If you say you’re going to do something, you do it.
The reason is not only that your dog has no defense against the way you treat him, and so to treat him meanly turns you into an instant bullying a-hole, but that … well, you want to grow the line of communication between the two of you.
Your dog watches you – his Alpha Wolf – all the time. He WANTS to know what’s going on in your head. He wants to understand what you’re doing and saying, so he can keep you happy with him. If you say or do something that seems comprehensible in dog terms, he remembers it and learns a new connection with you. But if you capriciously change it the next time, or every time, you confuse him and wipe out that connection. You destroy the closeness of understanding in your friendship.
And there’s even a third reason, it seems to me, a broader one that recognizes the deal that humans and dogs worked out all those tens of thousands of years ago. Dogs got food and companionship, a warm fire and some measure of safety, we humans got work partners, protectors and play friends. But then one side started to cheat.
We started to breed them into tortured little forms that are crippled and stupid, turning some of them into toys. We began to blithely trim their ears, their tails, other more sensitive bits, and think nothing of it. We started to order their lives and deaths for our own convenience and none of theirs. We began to choose who would live and die for the frivolous reasons of style and fashion, and even worse, began to throw them away when we grew tired of them.

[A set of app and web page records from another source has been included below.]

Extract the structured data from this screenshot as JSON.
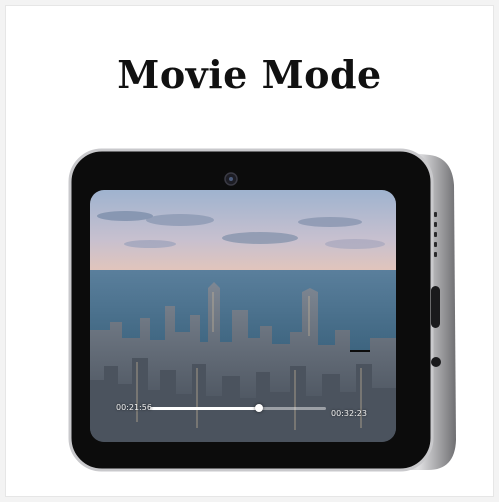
{
  "page": {
    "title": "Movie Mode"
  },
  "player": {
    "current_time": "00:21:56",
    "total_time": "00:32:23",
    "progress": 0.62
  },
  "icons": {
    "camera": "front-camera-icon",
    "speaker": "speaker-grille-icon",
    "port": "usb-c-port-icon",
    "button": "side-button-icon"
  },
  "colors": {
    "bezel": "#0c0c0c",
    "frame_metal": "#d8d8da",
    "sky_top": "#9fb3cf",
    "sky_bottom": "#e9c6b6",
    "water": "#4a7391"
  }
}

My feeling is that if stupid, uncaring people are going to treat dogs-as-a-species like this, every compassionate dog owner will at least play fair with his own specific canine friends. You keep your promises. You treat them fair. You keep the leash loose. To do less is to tacitly agree that dogs are nothing but possessions, and that anything anybody wants to do to them is okay.
One day, though, Tito pushed the bargain from the dog side.
We were out hiking, again along Varmint Creek, and he spotted a herd of deer off in the distance. Whoosh, he was off!
I yelled, I screamed, I threatened, but he’d gone conveniently and completely deaf. All the deer heads came up and they went bounding away, crashing through the manzanita and rabbit brush like Olympic sprinters, Tito hot on their trail.
Straight for the highway. Oh, crap.
I cut the hike short, and Ranger and I hurried back to the truck. I peeled out, throwing road gravel behind me in a generous rooster tail as I roared up the long s-curve of the dirt road to where it connected with the highway. I rushed back up the highway toward where Tito would have come out, and when I got there I stopped and whistled my power whistle, which both Tito and Ranger knew and which I was pretty sure carried a quarter-mile or so.
I motored up to the turnaround and cut back towards town, cruising slow with the windows rolled down, power-whistling out both sides of the truck and hoping I wasn’t luring Tito out into the sparse but fast traffic.
I did this for about 15 minutes, then decided to run back home, to see if anybody had called. Tito’s collar had my phone number on it. I waited a bit by the phone, hoping for a call. Back in the truck, I drove out to the highway again and cruised both sides of it, over and over.
Back home to check messages. Nothing. Back to the highway. Nothing. Shit.
I went home, dejected. Tito and I were both new enough to each other that I wasn’t sure what he would do if he lost me.
Another hour went by, but the phone finally rang. A young woman’s voice with a hint of censure in it: “We found your dog out on the highway, eating a road-killed deer.”
I laughed out loud, both to know he was okay and at how funny it was, and I’m not sure she liked hearing it. They gave me directions, and I drove straight over. Tito was happy to see me, but he’d also been busy charming the couple who’d picked him up. “What a neat dog!” they said, and they seemed to regret letting him go.
“The worst thing about this,” I said as I left, “is that now I’m not sure I’m ever going to be able to stop him running off. Tito knows now that deer are not only fun to chase, but they taste good too.”